We looked at 20 other cages for birds. Even though they didn’t make our 5 best bird cages list, they’re the best of the rest and each is still a great option for your bird or birds. The information you’ll need to compare each one is included with the listing. We’ve divided them into the following categories for your convenience:
Portable Bird Cages
This is a great transport for a smaller bird that will let you see your pet all through your travel time.
- Lightweight: under 2 lbs
- 4-sided ventilation holes
- Zipper closure
This is a lightweight, but sturdy, cage that is easily moved with you so that you don’t need to worry about your pet getting squished in a less rigid transport.
- 4 color options
- Locking door
- 2 wooden perches
This cage is small, so you won’t want to keep your bird in here long-term, but for travel, it has everything he needs.
- Carry handle
- 2 feeding bowls
- Removable bottom tray
This is a great cage to take even a bigger bird to and from wherever he needs to go and back to his cage without worrying about him being too cramped.
- Wire Spacing: 7/16″
- 17-1/2″L x 11-3/4″W x 24″H
- 2 perches and 2 feeding cups
Bird Cages with Stands
This cage is big enough for a couple smaller birds and includes a perch for the bird who gets a bit more exercise outside his cage.
- 24″L x 22″W x 37.5″H
- 5 stainless steel bowls, 2 sliding trays, 2 perches
- Locking casters
This cage has a stand that will let you keep any of his necessary supplies under the cage on the rolling rack.
- Made with powder-coated steel
- Removable stand with shelf
- 4 feeding doors; 1 large door
This bird cage features two large doors and feeder doors on each side that will allow you to reach in to pet, or maintain, this bird however he needs.
- 23.5″L x 23.5″W x 65.5″H
- Bar Spacing: 0.36″
- 4 locking caster wheels
This bird cage is large enough for your parrot and has a fun design that will add to your stylish home decor, not detract.
- Open play top; can be closed
- 24″L x 22″W x 61″H
- Flip locking door
This bird cage’s large door is perfect one for the parrot or big bird who loves to fly and gets let out from time to time, too.
- Full length access door
- Bar Spacing: 5/8”
- 3 colors available
This bird cage has everything you need to start a little aviary for your smaller birds or make your bigger bird feel right at home.
- 2 slide-out trays
- 2 sizes available
- Anti-rust coated premium metal
This cage will suit your birds well with its multi-level perches and ladders to allow maximum hopping.
- Removable rolling stand with shelf
- 1/2″ wire spacing
- 4 feeding cups and 4 perches included
You’ll be able to keep your large bird or several smaller birds happy in this large rolling cage.
- 2 color options
- 3 wood perches included
- 2 sizes available
Once your bird is on his outer perch, he’ll still have access to a climbing ladder and food and water, making this an excellent choice for any adventurous bird.
- 2 slide-out trays
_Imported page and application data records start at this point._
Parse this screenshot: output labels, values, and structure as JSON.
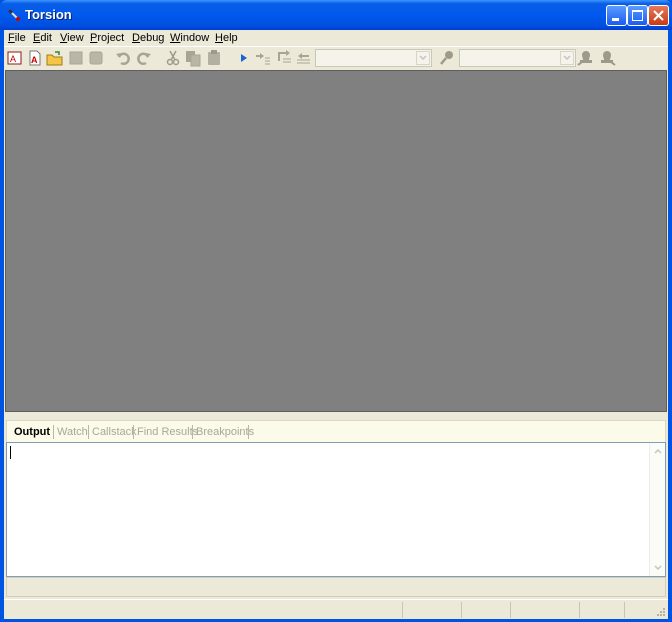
{
  "window": {
    "title": "Torsion"
  },
  "menu": [
    {
      "accel": "F",
      "rest": "ile"
    },
    {
      "accel": "E",
      "rest": "dit"
    },
    {
      "accel": "V",
      "rest": "iew"
    },
    {
      "accel": "P",
      "rest": "roject"
    },
    {
      "accel": "D",
      "rest": "ebug"
    },
    {
      "accel": "W",
      "rest": "indow"
    },
    {
      "accel": "H",
      "rest": "elp"
    }
  ],
  "toolbar": {
    "icons": [
      "new-project-icon",
      "new-file-icon",
      "open-icon",
      "save-icon",
      "save-all-icon",
      "undo-icon",
      "redo-icon",
      "cut-icon",
      "copy-icon",
      "paste-icon",
      "run-icon",
      "step-into-icon",
      "step-over-icon",
      "step-out-icon",
      "find-icon",
      "bookmark-prev-icon",
      "bookmark-next-icon"
    ],
    "config_combo_value": "",
    "find_combo_value": ""
  },
  "tabs": [
    "Output",
    "Watch",
    "Callstack",
    "Find Results",
    "Breakpoints"
  ],
  "active_tab": "Output",
  "output": {
    "text": ""
  },
  "colors": {
    "titlebar": "#0058ee",
    "mdi_background": "#808080",
    "chrome": "#ece9d8"
  }
}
- 2 size options
- 5 stainless steel feeder bowls and 2 perches included
This bird cage has three levels of fun to make his life inside the cage as exciting as it would be out of it.
- 0.4″ wire spacing
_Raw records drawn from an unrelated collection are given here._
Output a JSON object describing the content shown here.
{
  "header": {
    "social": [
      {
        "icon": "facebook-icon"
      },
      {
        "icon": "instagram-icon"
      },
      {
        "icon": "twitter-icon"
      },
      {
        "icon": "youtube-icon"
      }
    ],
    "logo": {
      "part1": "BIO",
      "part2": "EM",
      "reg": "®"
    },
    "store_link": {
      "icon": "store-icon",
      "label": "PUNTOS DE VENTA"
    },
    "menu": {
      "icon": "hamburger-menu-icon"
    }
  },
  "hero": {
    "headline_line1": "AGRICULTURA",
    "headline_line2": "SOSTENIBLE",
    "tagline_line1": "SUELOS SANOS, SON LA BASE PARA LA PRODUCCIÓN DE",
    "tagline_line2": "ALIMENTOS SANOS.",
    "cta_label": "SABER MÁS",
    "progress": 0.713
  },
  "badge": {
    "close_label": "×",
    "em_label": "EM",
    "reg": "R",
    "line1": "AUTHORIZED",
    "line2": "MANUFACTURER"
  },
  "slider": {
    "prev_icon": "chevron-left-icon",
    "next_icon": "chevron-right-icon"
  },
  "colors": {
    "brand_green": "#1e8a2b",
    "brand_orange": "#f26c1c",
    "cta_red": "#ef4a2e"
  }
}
- 2 locking front doors
- Bonus parrot bungee toy included
Tabletop Bird Cages
This cage is a large one, but still includes a handle along the top if you need to move it from time to time.
- 18.1″L x 14.2″W x 36.2’’H
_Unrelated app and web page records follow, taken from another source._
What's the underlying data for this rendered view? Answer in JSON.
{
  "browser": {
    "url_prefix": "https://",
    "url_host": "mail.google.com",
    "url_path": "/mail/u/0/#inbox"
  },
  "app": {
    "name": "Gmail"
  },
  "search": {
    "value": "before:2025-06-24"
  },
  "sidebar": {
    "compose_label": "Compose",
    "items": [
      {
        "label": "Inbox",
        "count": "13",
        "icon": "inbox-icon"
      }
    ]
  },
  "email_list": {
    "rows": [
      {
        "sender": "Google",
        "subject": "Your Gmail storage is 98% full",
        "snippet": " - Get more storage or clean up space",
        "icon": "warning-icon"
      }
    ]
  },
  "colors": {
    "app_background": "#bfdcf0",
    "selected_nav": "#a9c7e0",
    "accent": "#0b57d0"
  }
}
- Made of iron and plastic
- Includes 3 perches and swing
This bird cage is ideal for smaller birds, like a canary, and has all the basics right out of the box.
- Includes 2 terracotta perches and food/water dish
- 17″L x 31″W x 22″H
- Debris guard to contain messes
This cage is light and compact enough that you’ll be able to hang it in your home to give your pet the height at which he feels most comfortable.
- Wire spacing 7/16″
- 17.5″L x 11.75″W x 24″H
- Includes 2 perches and 2 feeding cups
This cage has the height your bird needs and the Chinese style architecture will add to your room’s overall decor.
- Includes 2 perches, 2 cups, and swing
- 4 color options
- 13.5″L x 11″W x 22″H
This is a great cage for your bird that spends most of its time outside of a cage, but still needs a good home to rest.
- Debris guard to catch mess
- Door opens both ways
- 15″L x 19″W x 20″H
This cage will give your bird two perches to rest and is perfect for a single parakeet.
- Includes 2 perches and 2 feeding cups
- 16.5″L x 11.9″W x 22″H
- Pull out tray